At 11pm on 4th August 1914 Britain declared war on Germany. That same evening at the Natural History Museum 300 guests were gathered for the conversazione and reception of the 10th International Veterinary Congress. A Congress that had been many years in the planning ….
London had been chosen as the venue for the 10th meeting of the International VeterinaryCongress (IVC) at the previous meeting in 1909. The original plan had been to hold the 10th IVC in 1913 but as there was already an international medical congress in London that year the date was moved to the summer 1914,
The organising committee consisted of Sir John McFadyean, Principal of the Royal Veterinary College, his son-in-law Stewart Stockman plus 28 others including the RCVS Registrar Fred Bullock. In July 1911 the Committee met for the first time – the main topic of discussion was how the estimated £3,500 needed to run the Congress would be found.
By October 1912 good progress was reported to have been made with the scientific and social programmes but only £300 had been raised. Planning continued throughout 1913 – the RCVS voted to make distinguished foreign visitors Honorary Associates and the ‘coffers’ increased to £3,180.
In early 1914 it was announced that: the money had been raised; places at the commercial exhibition were selling well, and the papers to be presented had been translated into English, French and German ready for printing.
By June some 1300 delegates had registered and the stage was set for a successful congress and then … on the 28th Archduke Franz Ferdinand was assassinated in Sarajevo and everything changed.
Over the coming weeks as the threat of war grew McFadyean and his committee considered postponing the congress but in the end, with so much at stake, they decided to carry on.
The first event, an evening reception at the Hotel Cecil on the Strand, took place on the 2nd August with far fewer attendees than had been expected
The following morning McFadyean officially opened the congress. There was good representation from the USA, Canada, China, Brazil and South Africa but representation from Germany, France, Austria, Serbia, Holland, Switzerland, Belgium and Italy was practically none existent.
After the opening addresses and the election of officers for the meeting, McFadyean announced the scientific programme would start the following day.
At 11am on the 4th August McFadyean again mounted the podium and uttered the following words “Yesterday we felt the cloud of anxiety… and today the cloud has become much darker”. He then proposed that the meeting should adjourn and reassemble at 3pm to transact the “business necessary to bring the Congress to a close”. This they did with all activities cancelled except for the conversazione that evening.

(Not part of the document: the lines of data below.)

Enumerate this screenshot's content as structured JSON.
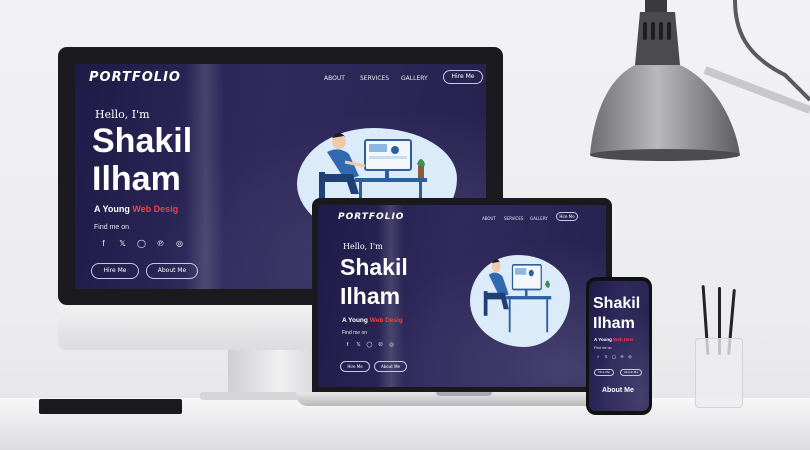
{
  "site": {
    "logo": "PORTFOLIO",
    "nav": [
      "ABOUT",
      "SERVICES",
      "GALLERY"
    ],
    "nav_cta": "Hire Me",
    "greeting": "Hello, I'm",
    "first_name": "Shakil",
    "last_name": "Ilham",
    "tagline_prefix": "A Young ",
    "tagline_highlight_monitor": "Web Desig",
    "tagline_highlight_laptop": "Web Desig",
    "tagline_highlight_phone": "Web Desi",
    "find_me": "Find me on",
    "primary_button": "Hire Me",
    "secondary_button": "About Me",
    "phone_section_heading": "About Me",
    "social_icons": [
      "facebook-icon",
      "twitter-icon",
      "instagram-icon",
      "pinterest-icon",
      "dribbble-icon"
    ],
    "colors": {
      "background": "#26214e",
      "accent": "#ff3b3b",
      "blob": "#dcebfa"
    }
  }
}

Thus 300 delegates were at the Natural History Museum, listening to the String Band of the Royal Artillery and studying the specially selected exhibits, as Britain officially entered the war.
It would appear that much of the winding up activities were left to the RCVS registrar Fred Bullock. This is probably why the records (letters, receipts, minute book, accounts etc) are in our archives. Perhaps the most poignant memento we have of the congress that never was are the boxes of pristine congress badges whose intended recipients never even made it to London
For a fuller account of the 10th IVC see Bruce Vivash Jones (2014) Unfortunate timing Veterinary Record 174(25) pp 627-629